Geoscientists often think of seismic horizons as geological horizons, or even as stratal surfaces, but this is an over-simplification. Seismic is prone to multiple reflections, interference effects, and distortion due to the velocity field.

Data-centric view

File:Horizons in Penobscot data
Crossline 1241 (left), and geophysics-centric horizon (right) from the Penobscot 3D (Open Seismic Repository). Reds are highs and blues are lows.

A horizon is a matrix of discrete samples in x,y,z that can be stored in a 3-column ASCII file. As such, a horizon is something that can be unambiguously drawn on a map, and treated like a raster image. Some software tools even call attribute maps horizons, blurring the definition further. The data-centric horizon is devoid of geology, and of geophysics; it is an artifact of software.

Geophysics-centric view

A horizon is an event, a reflection, in the seismic data; something you could pick with an automatic tracking tool. The quality is subject to the data itself. Change the data, or the processing, change the horizon. By this definition, a flat spot (a flattish reflection from a fluid contact) is a horizon, even though it's not stratigraphic. This type of horizon would be one of the inputs to instantaneous attribute analysis. The geophysics-centric horizon is still, in many ways, devoid of geology. It does not match your geological tops at the wells; it's not supposed to.
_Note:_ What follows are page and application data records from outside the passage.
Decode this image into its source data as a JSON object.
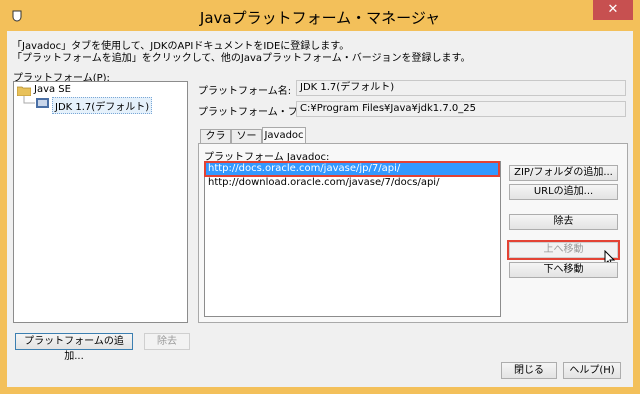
{
  "window": {
    "title": "Javaプラットフォーム・マネージャ",
    "close_glyph": "✕"
  },
  "instructions": {
    "line1": "「Javadoc」タブを使用して、JDKのAPIドキュメントをIDEに登録します。",
    "line2": "「プラットフォームを追加」をクリックして、他のJavaプラットフォーム・バージョンを登録します。"
  },
  "platforms": {
    "label": "プラットフォーム(P):",
    "tree": [
      {
        "label": "Java SE",
        "children": [
          {
            "label": "JDK 1.7(デフォルト)",
            "selected": true
          }
        ]
      }
    ]
  },
  "details": {
    "name_label": "プラットフォーム名:",
    "name_value": "JDK 1.7(デフォルト)",
    "folder_label": "プラットフォーム・フォルダ:",
    "folder_value": "C:¥Program Files¥Java¥jdk1.7.0_25"
  },
  "tabs": [
    {
      "label": "クラス",
      "active": false
    },
    {
      "label": "ソース",
      "active": false
    },
    {
      "label": "Javadoc",
      "active": true
    }
  ],
  "javadoc": {
    "label": "プラットフォーム Javadoc:",
    "items": [
      "http://docs.oracle.com/javase/jp/7/api/",
      "http://download.oracle.com/javase/7/docs/api/"
    ],
    "buttons": {
      "add_zip": "ZIP/フォルダの追加...",
      "add_url": "URLの追加...",
      "remove": "除去",
      "move_up": "上へ移動",
      "move_down": "下へ移動"
    }
  },
  "footer": {
    "add_platform": "プラットフォームの追加...",
    "remove": "除去",
    "close": "閉じる",
    "help": "ヘルプ(H)"
  },
  "colors": {
    "titlebar": "#f3c05a",
    "selection": "#3399ff",
    "highlight": "#e34234"
  }
}
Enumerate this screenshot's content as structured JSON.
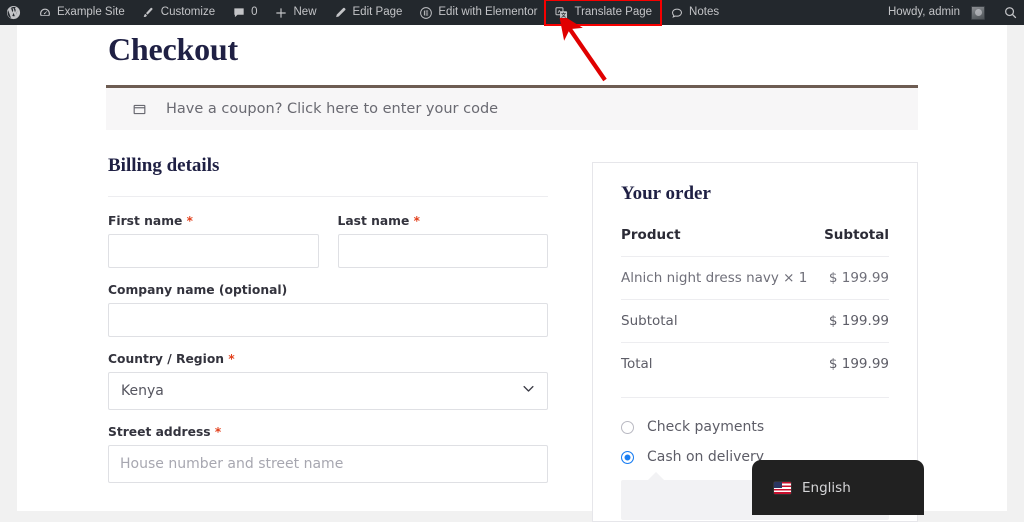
{
  "adminbar": {
    "left_items": [
      {
        "id": "wp-logo",
        "icon": "wordpress-icon",
        "label": ""
      },
      {
        "id": "site-name",
        "icon": "dashboard-icon",
        "label": "Example Site"
      },
      {
        "id": "customize",
        "icon": "paintbrush-icon",
        "label": "Customize"
      },
      {
        "id": "comments",
        "icon": "comment-bubble-icon",
        "label": "0"
      },
      {
        "id": "new-content",
        "icon": "plus-icon",
        "label": "New"
      },
      {
        "id": "edit-page",
        "icon": "pencil-icon",
        "label": "Edit Page"
      },
      {
        "id": "edit-with-elementor",
        "icon": "elementor-icon",
        "label": "Edit with Elementor"
      },
      {
        "id": "translate-page",
        "icon": "translate-icon",
        "label": "Translate Page"
      },
      {
        "id": "notes",
        "icon": "note-bubble-icon",
        "label": "Notes"
      }
    ],
    "howdy": "Howdy, admin",
    "search_icon": "search-icon",
    "avatar": "avatar",
    "highlight_color": "#f60000",
    "bar_color": "#23282d"
  },
  "page": {
    "title": "Checkout",
    "coupon_notice": "Have a coupon? Click here to enter your code",
    "coupon_icon": "coupon-tag-icon",
    "coupon_border_color": "#6d5c52"
  },
  "billing": {
    "heading": "Billing details",
    "required_mark": "*",
    "fields": {
      "first_name": {
        "label": "First name",
        "required": true,
        "value": "",
        "placeholder": ""
      },
      "last_name": {
        "label": "Last name",
        "required": true,
        "value": "",
        "placeholder": ""
      },
      "company": {
        "label": "Company name (optional)",
        "required": false,
        "value": "",
        "placeholder": ""
      },
      "country": {
        "label": "Country / Region",
        "required": true,
        "value": "Kenya",
        "chevron": "chevron-down-icon"
      },
      "street": {
        "label": "Street address",
        "required": true,
        "value": "",
        "placeholder": "House number and street name"
      }
    }
  },
  "order": {
    "heading": "Your order",
    "columns": [
      "Product",
      "Subtotal"
    ],
    "rows": [
      {
        "label": "Alnich night dress navy × 1",
        "amount": "$ 199.99"
      },
      {
        "label": "Subtotal",
        "amount": "$ 199.99"
      },
      {
        "label": "Total",
        "amount": "$ 199.99"
      }
    ],
    "payment_methods": [
      {
        "label": "Check payments",
        "selected": false
      },
      {
        "label": "Cash on delivery",
        "selected": true
      }
    ],
    "accent_color": "#1a7ef2"
  },
  "language_widget": {
    "label": "English",
    "flag": "us-flag-icon",
    "background": "#212121"
  }
}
A surface picked on a 2D or 3D seismic survey is this type of horizon. If picked on a 2D grid, there is a lot of uncertainty in between lines. On a 3D, there uncertainty is generally about the same everywhere, though it is especially high away from well data points, or where seismic quality is poor.

Geology-centric view

A surface picked on well logs or core, then interpolated between data points, can be thought of as a horizon. Although often not stated, the surface is highly uncertain between data points.

A horizon is a layer, a surface, an interface, in the earth, and its manifestation in the seismic data. It is the goal of seismic interpretation. In its purest form, it is unattainable: you can never know exactly where the horizon is in the subsurface. We do our best to construct it from wells, seismic, and imagination. Interestingly, because it is, to some degree, not consistent with the seismic reflections, it would not be possible to use the geology-centric horizon for instantaneous seismic attributes. It would match your well tops, if you could build it. But you can't.

Reconciliation

File:Hall-and-Trouillot Four-well-model.jpg
Four-well synthetic seismic model illustrating how a geological surface (green, blue) is not necessarily the same as a seismic reflection. From Hall & Trouillot (2004)[1].

Exactly how seismic horizons relate to geological surfaces could be one of the unsolved problems of exploration geophysics. It is another manifestation of the integration gap.

A four well model can help us illustrate the nuance between the geological and geophysical 'definitions'. Geological tops have been correlated across these wells, and used as input to a seismic model to study the changes in thickness of the Bakken Formation (green to blue) interval.

The synthetic model shows how the seismic character changes from well to well. Notice that a stratigraphic surface is not the same thing as a seismic event. The top Bakken (BKKN) pick is a peak-to-trough zero-crossing in the middle, and pinches out and tunes at either end. The top Torquay (TRQY), transitions from a trough, to a zero-crossing, and then to another trough.

This uncertainty is part of the integration gap. It is why building a predictive geologic model is so difficult to do. The word horizon can be a catch-all term; reckless to throw around. Instead, clearly communicate the definition of your horizon pick, it will prevent confusion for yourself and for other people who come in contact with it.

External links

References

  1. Hall, M & E Trouillot (2004). Predicting stratigraphy with spectral decomposition. Canadian Society of Exploration Geophysicists annual conference, Calgary, May 2004.